- [About this task] Show, in full, each line of the data that contains "JSON".

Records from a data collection
·····
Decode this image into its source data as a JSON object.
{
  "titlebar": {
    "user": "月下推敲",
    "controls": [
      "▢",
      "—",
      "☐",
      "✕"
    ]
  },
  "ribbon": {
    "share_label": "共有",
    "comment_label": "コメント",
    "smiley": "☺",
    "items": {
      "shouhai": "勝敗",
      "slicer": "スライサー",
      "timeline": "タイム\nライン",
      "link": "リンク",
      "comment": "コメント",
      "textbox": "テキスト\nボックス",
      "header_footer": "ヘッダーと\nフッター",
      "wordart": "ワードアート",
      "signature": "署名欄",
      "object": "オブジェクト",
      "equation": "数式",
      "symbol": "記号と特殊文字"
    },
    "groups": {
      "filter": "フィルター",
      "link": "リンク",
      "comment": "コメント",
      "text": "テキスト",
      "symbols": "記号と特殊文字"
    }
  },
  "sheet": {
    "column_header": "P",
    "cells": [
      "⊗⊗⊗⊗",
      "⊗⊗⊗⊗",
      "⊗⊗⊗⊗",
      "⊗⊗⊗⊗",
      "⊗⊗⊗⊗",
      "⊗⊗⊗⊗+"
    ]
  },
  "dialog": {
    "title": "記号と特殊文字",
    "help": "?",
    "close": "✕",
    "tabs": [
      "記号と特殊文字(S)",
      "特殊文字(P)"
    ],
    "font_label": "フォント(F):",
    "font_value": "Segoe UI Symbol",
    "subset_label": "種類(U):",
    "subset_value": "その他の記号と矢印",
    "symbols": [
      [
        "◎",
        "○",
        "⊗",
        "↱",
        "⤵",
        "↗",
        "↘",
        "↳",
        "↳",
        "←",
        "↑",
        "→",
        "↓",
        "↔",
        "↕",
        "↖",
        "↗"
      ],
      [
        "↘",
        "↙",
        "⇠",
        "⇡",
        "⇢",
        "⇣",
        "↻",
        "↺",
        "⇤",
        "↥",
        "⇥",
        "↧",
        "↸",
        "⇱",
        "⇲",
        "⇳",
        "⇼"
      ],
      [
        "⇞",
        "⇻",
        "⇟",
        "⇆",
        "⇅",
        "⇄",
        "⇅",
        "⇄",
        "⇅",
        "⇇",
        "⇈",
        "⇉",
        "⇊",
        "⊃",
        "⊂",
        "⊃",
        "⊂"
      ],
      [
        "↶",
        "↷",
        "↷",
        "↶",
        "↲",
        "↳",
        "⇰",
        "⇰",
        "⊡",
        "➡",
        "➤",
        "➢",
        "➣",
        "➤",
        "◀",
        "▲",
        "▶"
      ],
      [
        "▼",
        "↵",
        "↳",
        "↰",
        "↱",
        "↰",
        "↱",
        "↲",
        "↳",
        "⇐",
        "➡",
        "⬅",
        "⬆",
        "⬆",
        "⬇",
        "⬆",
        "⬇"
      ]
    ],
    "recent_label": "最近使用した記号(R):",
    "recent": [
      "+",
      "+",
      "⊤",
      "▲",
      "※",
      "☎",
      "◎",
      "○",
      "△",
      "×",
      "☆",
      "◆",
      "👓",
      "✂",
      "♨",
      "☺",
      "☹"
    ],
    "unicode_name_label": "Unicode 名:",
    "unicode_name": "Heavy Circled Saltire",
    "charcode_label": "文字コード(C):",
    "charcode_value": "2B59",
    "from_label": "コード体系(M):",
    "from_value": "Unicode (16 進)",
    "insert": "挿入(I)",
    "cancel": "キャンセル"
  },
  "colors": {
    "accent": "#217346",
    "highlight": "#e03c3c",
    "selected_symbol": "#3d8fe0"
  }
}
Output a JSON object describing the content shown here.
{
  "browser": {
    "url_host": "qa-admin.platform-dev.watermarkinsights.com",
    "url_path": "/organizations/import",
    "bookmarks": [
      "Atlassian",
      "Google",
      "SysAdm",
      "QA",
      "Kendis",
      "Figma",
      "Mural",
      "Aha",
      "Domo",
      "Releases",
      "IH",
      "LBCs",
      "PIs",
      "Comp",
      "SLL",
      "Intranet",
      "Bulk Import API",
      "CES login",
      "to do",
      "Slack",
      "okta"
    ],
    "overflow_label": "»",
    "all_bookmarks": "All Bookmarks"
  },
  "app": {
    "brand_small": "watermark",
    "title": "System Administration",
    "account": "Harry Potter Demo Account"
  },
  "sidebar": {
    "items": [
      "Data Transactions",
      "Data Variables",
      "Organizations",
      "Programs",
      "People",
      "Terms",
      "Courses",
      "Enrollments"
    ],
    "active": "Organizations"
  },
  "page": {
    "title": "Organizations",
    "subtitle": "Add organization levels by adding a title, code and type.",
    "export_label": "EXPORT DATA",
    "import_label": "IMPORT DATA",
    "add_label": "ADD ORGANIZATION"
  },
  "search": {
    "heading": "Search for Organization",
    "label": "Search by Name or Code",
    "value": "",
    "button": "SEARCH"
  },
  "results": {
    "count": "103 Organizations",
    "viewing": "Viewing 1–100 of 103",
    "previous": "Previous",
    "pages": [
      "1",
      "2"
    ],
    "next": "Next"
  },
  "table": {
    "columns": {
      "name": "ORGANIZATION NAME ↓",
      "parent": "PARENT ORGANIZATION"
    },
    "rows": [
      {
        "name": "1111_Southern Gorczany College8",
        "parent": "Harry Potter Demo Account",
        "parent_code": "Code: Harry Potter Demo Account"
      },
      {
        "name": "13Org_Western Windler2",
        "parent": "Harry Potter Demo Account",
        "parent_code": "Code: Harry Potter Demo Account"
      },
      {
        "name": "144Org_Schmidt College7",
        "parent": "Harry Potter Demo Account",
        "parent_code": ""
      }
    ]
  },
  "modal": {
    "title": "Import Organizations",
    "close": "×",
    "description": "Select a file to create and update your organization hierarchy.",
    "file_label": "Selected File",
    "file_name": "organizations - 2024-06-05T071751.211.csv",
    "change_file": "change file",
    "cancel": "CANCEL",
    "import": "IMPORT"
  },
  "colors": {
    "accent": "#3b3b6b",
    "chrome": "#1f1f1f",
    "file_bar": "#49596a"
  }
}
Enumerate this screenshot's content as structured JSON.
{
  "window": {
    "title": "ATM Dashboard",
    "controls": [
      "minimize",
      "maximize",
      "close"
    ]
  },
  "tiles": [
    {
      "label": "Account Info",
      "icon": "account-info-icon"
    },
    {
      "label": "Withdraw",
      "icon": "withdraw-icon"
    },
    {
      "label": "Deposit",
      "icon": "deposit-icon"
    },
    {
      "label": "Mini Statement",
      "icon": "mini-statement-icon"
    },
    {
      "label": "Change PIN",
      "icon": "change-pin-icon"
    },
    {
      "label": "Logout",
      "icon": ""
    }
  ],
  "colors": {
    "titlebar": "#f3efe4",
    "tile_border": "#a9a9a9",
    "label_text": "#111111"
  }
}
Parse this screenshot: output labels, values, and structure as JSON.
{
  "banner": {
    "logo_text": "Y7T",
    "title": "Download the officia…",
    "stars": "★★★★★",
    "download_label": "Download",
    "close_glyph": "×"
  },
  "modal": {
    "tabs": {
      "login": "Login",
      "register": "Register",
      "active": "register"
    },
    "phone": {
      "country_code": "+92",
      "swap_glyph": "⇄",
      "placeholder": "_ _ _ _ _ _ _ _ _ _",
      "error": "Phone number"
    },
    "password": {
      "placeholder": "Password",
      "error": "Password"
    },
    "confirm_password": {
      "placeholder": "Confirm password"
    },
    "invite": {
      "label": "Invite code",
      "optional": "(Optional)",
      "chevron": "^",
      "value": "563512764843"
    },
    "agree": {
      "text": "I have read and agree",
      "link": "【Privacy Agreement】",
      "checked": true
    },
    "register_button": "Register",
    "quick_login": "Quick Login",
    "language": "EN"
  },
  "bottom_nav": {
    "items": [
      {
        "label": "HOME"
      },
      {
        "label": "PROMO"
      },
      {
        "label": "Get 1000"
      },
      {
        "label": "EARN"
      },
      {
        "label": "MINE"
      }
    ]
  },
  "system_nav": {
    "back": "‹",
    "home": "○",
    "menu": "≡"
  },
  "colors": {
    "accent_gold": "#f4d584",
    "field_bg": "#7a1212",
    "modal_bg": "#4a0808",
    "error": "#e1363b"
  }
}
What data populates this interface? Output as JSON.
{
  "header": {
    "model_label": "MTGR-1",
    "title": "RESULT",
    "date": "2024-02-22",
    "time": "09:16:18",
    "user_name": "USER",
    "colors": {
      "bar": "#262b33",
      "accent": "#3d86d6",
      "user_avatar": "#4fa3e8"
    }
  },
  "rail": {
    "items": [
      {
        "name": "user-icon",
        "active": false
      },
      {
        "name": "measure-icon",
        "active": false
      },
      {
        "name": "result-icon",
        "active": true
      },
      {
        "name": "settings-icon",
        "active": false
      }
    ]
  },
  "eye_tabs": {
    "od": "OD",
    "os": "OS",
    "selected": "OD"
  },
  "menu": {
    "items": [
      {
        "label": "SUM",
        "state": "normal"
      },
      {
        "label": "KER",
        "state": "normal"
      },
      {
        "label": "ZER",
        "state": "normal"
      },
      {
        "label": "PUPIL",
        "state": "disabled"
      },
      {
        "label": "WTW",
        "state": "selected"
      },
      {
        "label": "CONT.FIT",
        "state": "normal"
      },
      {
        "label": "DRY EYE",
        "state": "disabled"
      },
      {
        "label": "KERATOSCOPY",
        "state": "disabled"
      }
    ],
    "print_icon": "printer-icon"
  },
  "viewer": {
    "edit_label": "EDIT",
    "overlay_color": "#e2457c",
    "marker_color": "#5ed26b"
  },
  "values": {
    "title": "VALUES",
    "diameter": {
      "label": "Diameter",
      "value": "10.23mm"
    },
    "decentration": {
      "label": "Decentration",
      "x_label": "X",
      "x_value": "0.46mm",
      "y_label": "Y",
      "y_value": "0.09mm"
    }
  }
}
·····
- [Exercise result]
Decode this image into its source data as a JSON object.
Output a JSON object describing the content shown here.
Enumerate this screenshot's content as structured JSON.
Parse this screenshot: output labels, values, and structure as JSON.
What data populates this interface? Output as JSON.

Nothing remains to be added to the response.